Adobe: going lock-free with Kotlin coroutines for high-load services

The Adobe Experience Platform team shared their thoughts on why they prefer Kotlin for server-side development.

They point out that application backends have evolved from monolithic web containers into a distributed mesh of data-driven applications. These applications have to process a lot of data, receive and send messages, and everything is latency-critical.

In their article, they list the key benefits of using Kotlin for server-side development. Support for asynchronous programming is cited as the most valuable Kotlin feature. Kotlin coroutines are described as “easy to learn”, with the resulting code being straightforward and easy to maintain.

“With Kotlin, we can write code in ‘direct style’ that reads almost like blocking, imperative code.”

The applications are quite I/O-heavy, having to rely on external services like queues, various databases, and other services. And these network calls can easily degrade application throughput. Therefore, Kotlin coroutines were immediately appealing for their use case. Going asynchronous improves overall throughput and consequently saves hardware resources.

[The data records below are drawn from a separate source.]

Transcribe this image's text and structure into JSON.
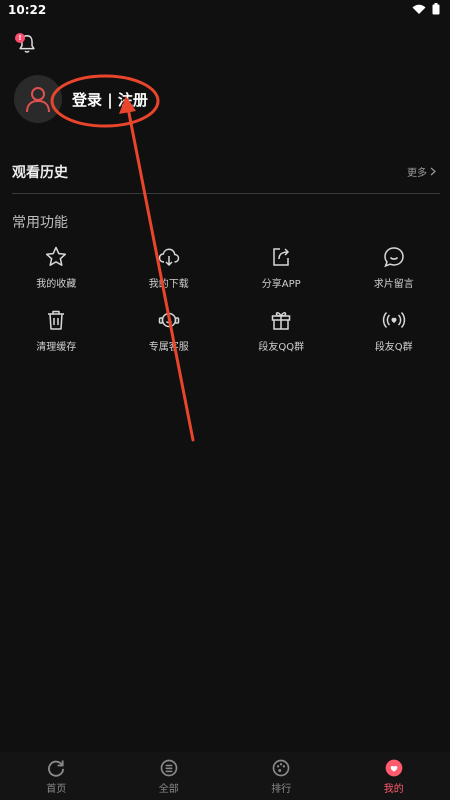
{
  "status": {
    "time": "10:22"
  },
  "profile": {
    "login_label": "登录 | 注册"
  },
  "history": {
    "title": "观看历史",
    "more_label": "更多"
  },
  "functions": {
    "title": "常用功能",
    "items": [
      {
        "label": "我的收藏",
        "icon": "star-icon"
      },
      {
        "label": "我的下载",
        "icon": "cloud-download-icon"
      },
      {
        "label": "分享APP",
        "icon": "share-icon"
      },
      {
        "label": "求片留言",
        "icon": "chat-bubble-icon"
      },
      {
        "label": "清理缓存",
        "icon": "trash-icon"
      },
      {
        "label": "专属客服",
        "icon": "headset-icon"
      },
      {
        "label": "段友QQ群",
        "icon": "gift-icon"
      },
      {
        "label": "段友Q群",
        "icon": "broadcast-icon"
      }
    ]
  },
  "tabbar": {
    "tabs": [
      {
        "label": "首页",
        "icon": "refresh-home-icon",
        "active": false
      },
      {
        "label": "全部",
        "icon": "list-box-icon",
        "active": false
      },
      {
        "label": "排行",
        "icon": "palette-icon",
        "active": false
      },
      {
        "label": "我的",
        "icon": "profile-heart-icon",
        "active": true
      }
    ]
  },
  "colors": {
    "accent": "#ff5a6e",
    "annotation": "#e8452c",
    "background": "#101010"
  }
}
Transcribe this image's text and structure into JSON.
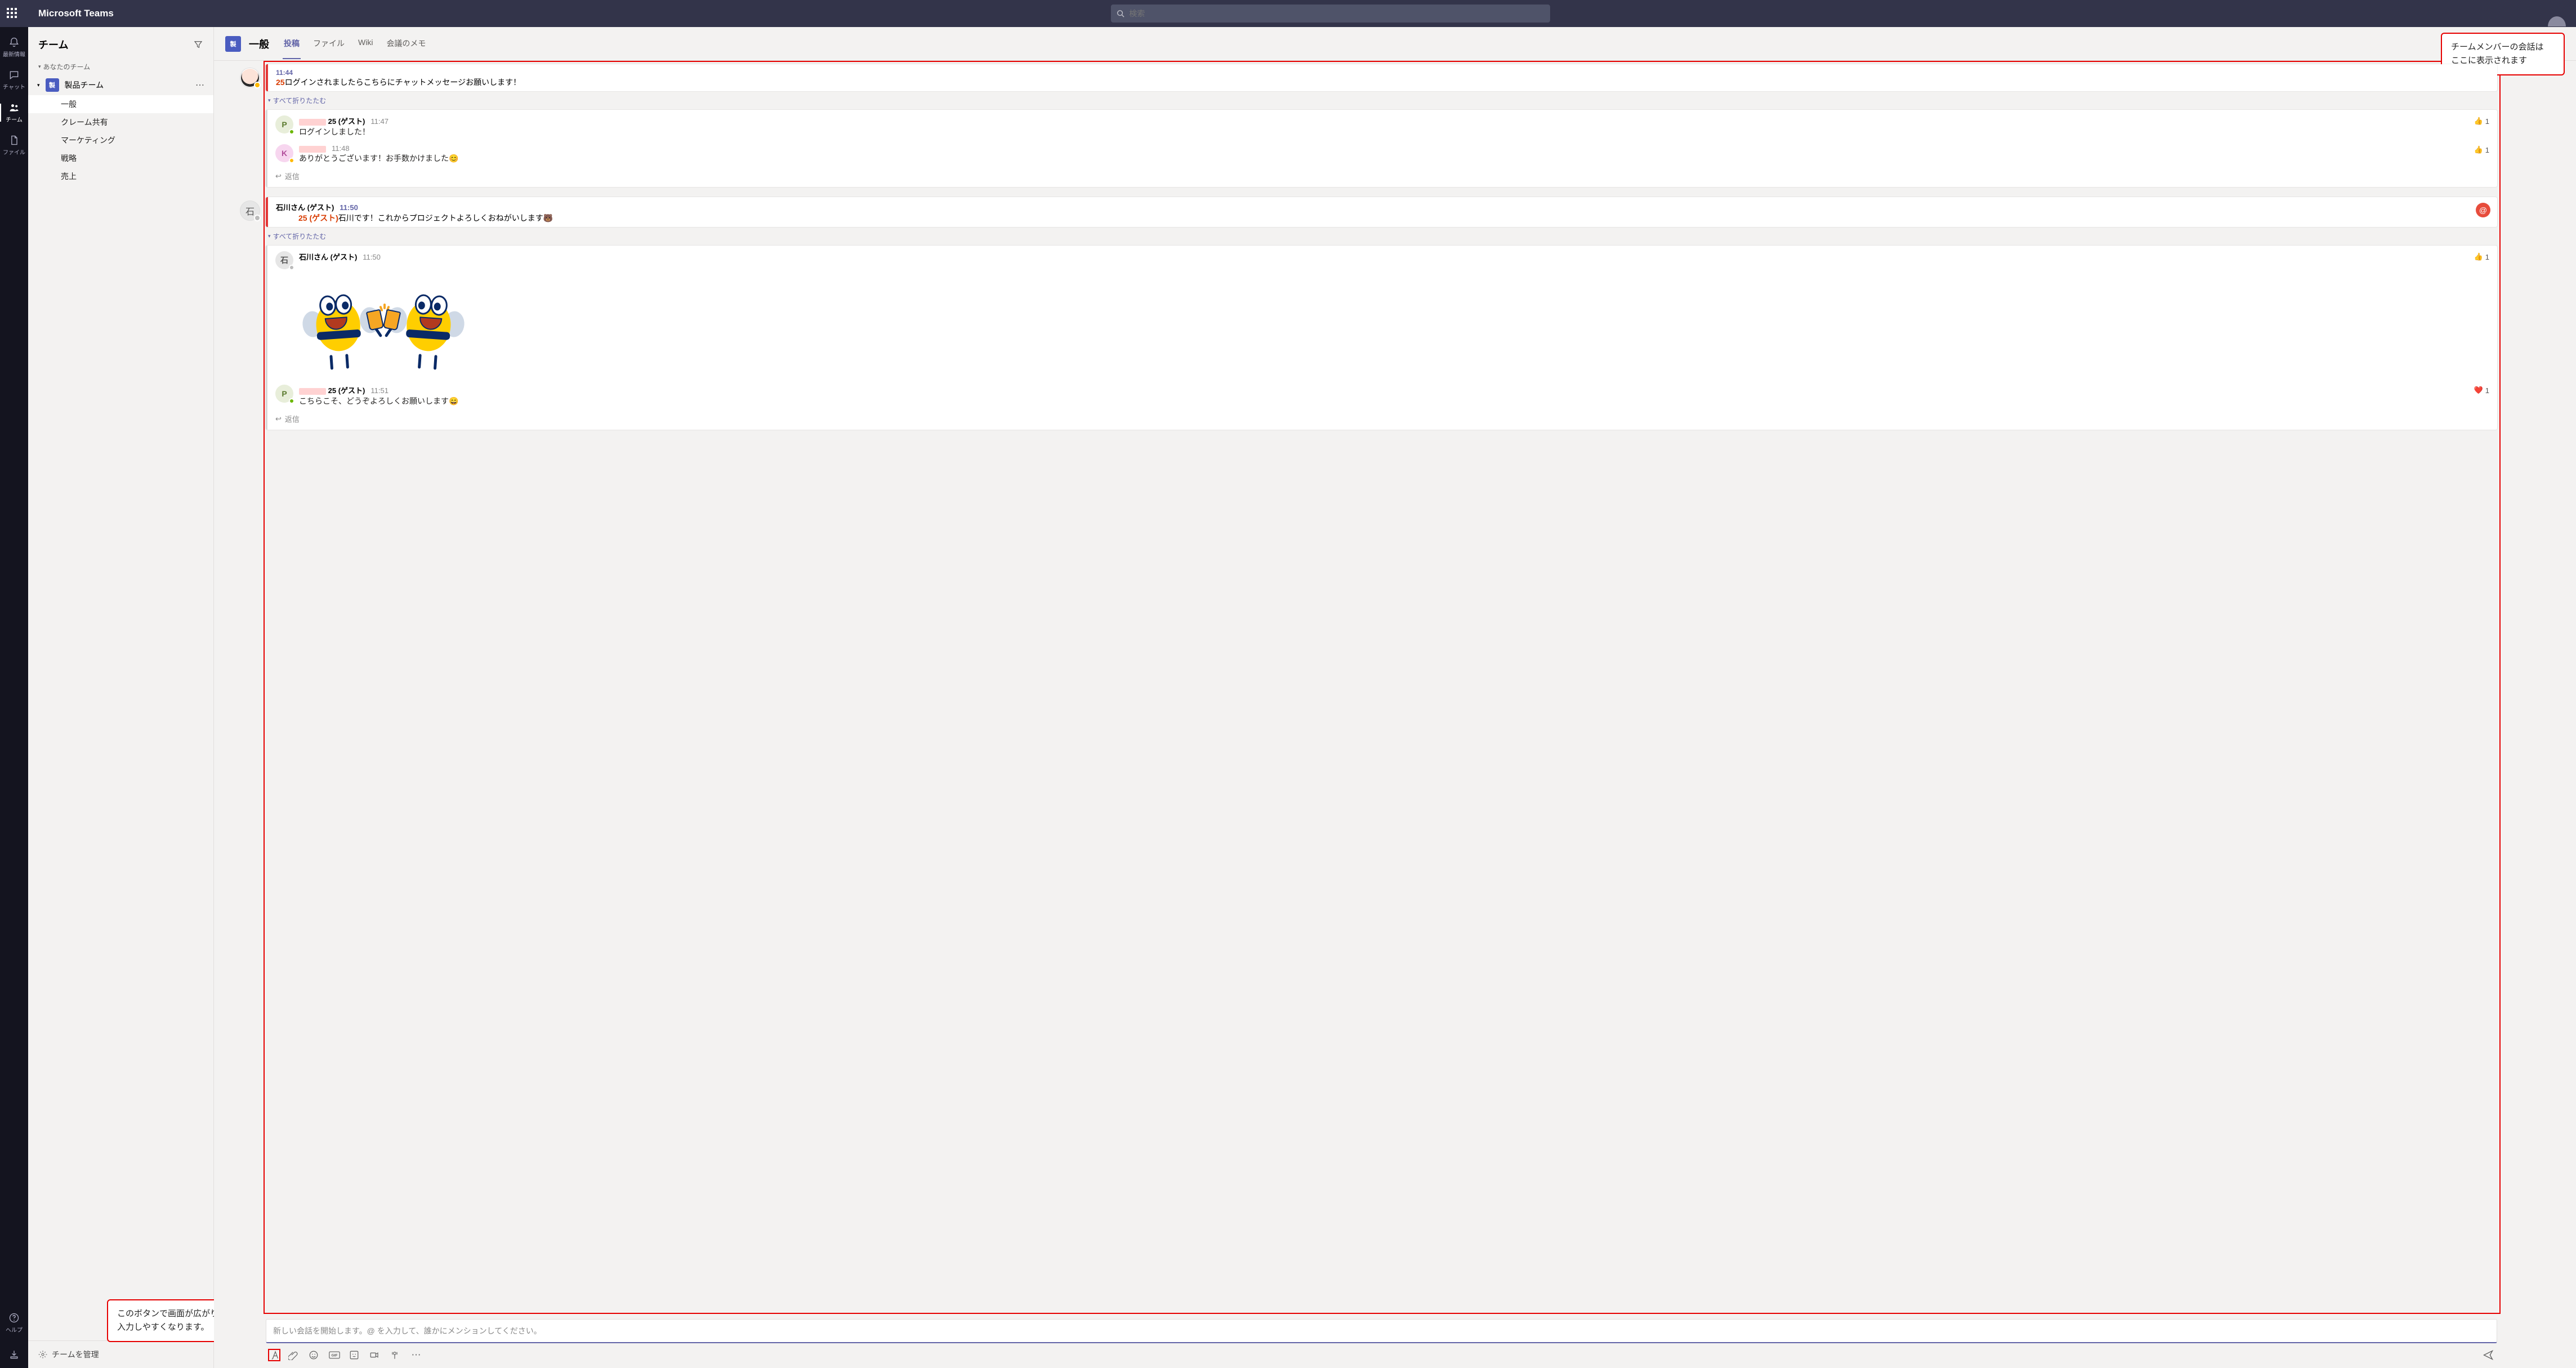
{
  "app_title": "Microsoft Teams",
  "search": {
    "placeholder": "検索"
  },
  "rail": {
    "items": [
      {
        "id": "activity",
        "label": "最新情報",
        "icon": "bell"
      },
      {
        "id": "chat",
        "label": "チャット",
        "icon": "chat"
      },
      {
        "id": "teams",
        "label": "チーム",
        "icon": "teams",
        "active": true
      },
      {
        "id": "files",
        "label": "ファイル",
        "icon": "file"
      }
    ],
    "help_label": "ヘルプ"
  },
  "teamlist": {
    "header": "チーム",
    "section_label": "あなたのチーム",
    "team_name": "製品チーム",
    "team_initial": "製",
    "channels": [
      {
        "name": "一般",
        "active": true
      },
      {
        "name": "クレーム共有"
      },
      {
        "name": "マーケティング"
      },
      {
        "name": "戦略"
      },
      {
        "name": "売上"
      }
    ],
    "footer": "チームを管理"
  },
  "conversation": {
    "channel_name": "一般",
    "team_initial": "製",
    "tabs": [
      {
        "label": "投稿",
        "active": true
      },
      {
        "label": "ファイル"
      },
      {
        "label": "Wiki"
      },
      {
        "label": "会議のメモ"
      }
    ],
    "collapse_label": "すべて折りたたむ",
    "reply_label": "返信",
    "threads": [
      {
        "avatar_type": "face",
        "head_time": "11:44",
        "head_tag": "25",
        "head_text": "ログインされましたらこちらにチャットメッセージお願いします！",
        "replies": [
          {
            "avatar_letter": "P",
            "avatar_bg": "#e8eeda",
            "avatar_fg": "#5a7a2e",
            "dot": "#6bb700",
            "name_suffix": "25 (ゲスト)",
            "time": "11:47",
            "text": "ログインしました！",
            "reaction": {
              "emoji": "👍",
              "count": 1
            }
          },
          {
            "avatar_letter": "K",
            "avatar_bg": "#f7d6ef",
            "avatar_fg": "#b14e9b",
            "dot": "#ffb900",
            "time": "11:48",
            "text": "ありがとうございます！お手数かけました😊",
            "reaction": {
              "emoji": "👍",
              "count": 1
            }
          }
        ]
      },
      {
        "avatar_type": "initial",
        "avatar_text": "石",
        "avatar_bg": "#e6e6e6",
        "avatar_fg": "#555",
        "head_name": "石川さん (ゲスト)",
        "head_time": "11:50",
        "head_tag": "25 (ゲスト)",
        "head_text": "石川です！これからプロジェクトよろしくおねがいします🐻",
        "mention_badge": "@",
        "replies": [
          {
            "avatar_letter": "石",
            "avatar_bg": "#e6e6e6",
            "avatar_fg": "#555",
            "dot": "#bbb",
            "name": "石川さん (ゲスト)",
            "time": "11:50",
            "sticker": true,
            "reaction": {
              "emoji": "👍",
              "count": 1
            }
          },
          {
            "avatar_letter": "P",
            "avatar_bg": "#e8eeda",
            "avatar_fg": "#5a7a2e",
            "dot": "#6bb700",
            "name_suffix": "25 (ゲスト)",
            "time": "11:51",
            "text": "こちらこそ、どうぞよろしくお願いします😄",
            "reaction": {
              "emoji": "❤️",
              "count": 1
            }
          }
        ]
      }
    ]
  },
  "composer": {
    "placeholder": "新しい会話を開始します。@ を入力して、誰かにメンションしてください。"
  },
  "annotations": {
    "top_right": "チームメンバーの会話は\nここに表示されます",
    "bottom_left": "このボタンで画面が広がり\n入力しやすくなります。"
  }
}
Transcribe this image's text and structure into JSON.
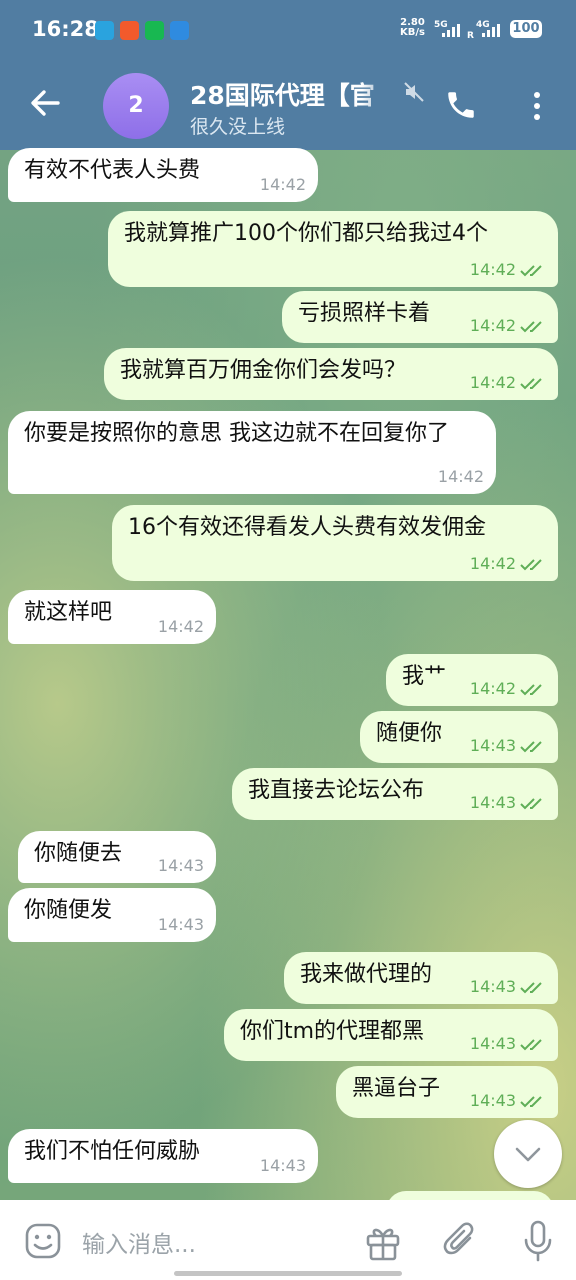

The other benefits are the key language features in Kotlin: data classes, the sound type system, null safety, and support for functional programming. Kotlin’s flexible syntax makes it easy to create an internal DSL. This is something that appears to have been quite useful for Adobe engineers, too. They also wrote an article about their experience of building a DSL with Kotlin.

Expedia Group: building GraphQL APIs with Kotlin

Expedia adopted Kotlin because of its null-safety compiler guarantees, the conciseness of the language, and its full Java interoperability. Interoperability with Java made a gradual Kotlin integration possible without having to fully rewrite applications. Java interoperability also allowed Expedia to easily integrate Kotlin applications with Java libraries and fully utilize the existing JVM ecosystem.

Kotlin coroutines were a critical factor in the wide adoption of the language. They allow developers to write fully asynchronous code in an imperative way, which leads to more readable and maintainable code. The Spring Framework is used heavily at Expedia, and starting with version 5.2 it introduced interoperability between WebFlux and coroutines. For the engineers at Expedia, this was a game changer that made it possible to leverage the Spring and Reactive stack in a more imperative way.

Recently, Expedia decided to move toward GraphQL and build a single API gateway to power all frontend applications. To achieve this, they applied Kotlin’s powerful reflection library to generate the GraphQL schema directly from the source code. The resulting set of libraries, graphql-kotlin, turned out to be quite useful. They were open-sourced and are now hosted on GitHub.

At KotlinConf 2019, Dariusz Kuc and Guillaume Scheibel talked about how to utilize the power of Spring Boot together with graphql-kotlin. Here’s the video:

Summary

In this article we shared a few examples of Kotlin adoption for server-side development. At JetBrains, Adobe, Expedia, and Atlassian, Kotlin powers business critical applications that are highly sensitive to performance metrics. This shows that Kotlin is a mature programming language suitable for developing web applications and services.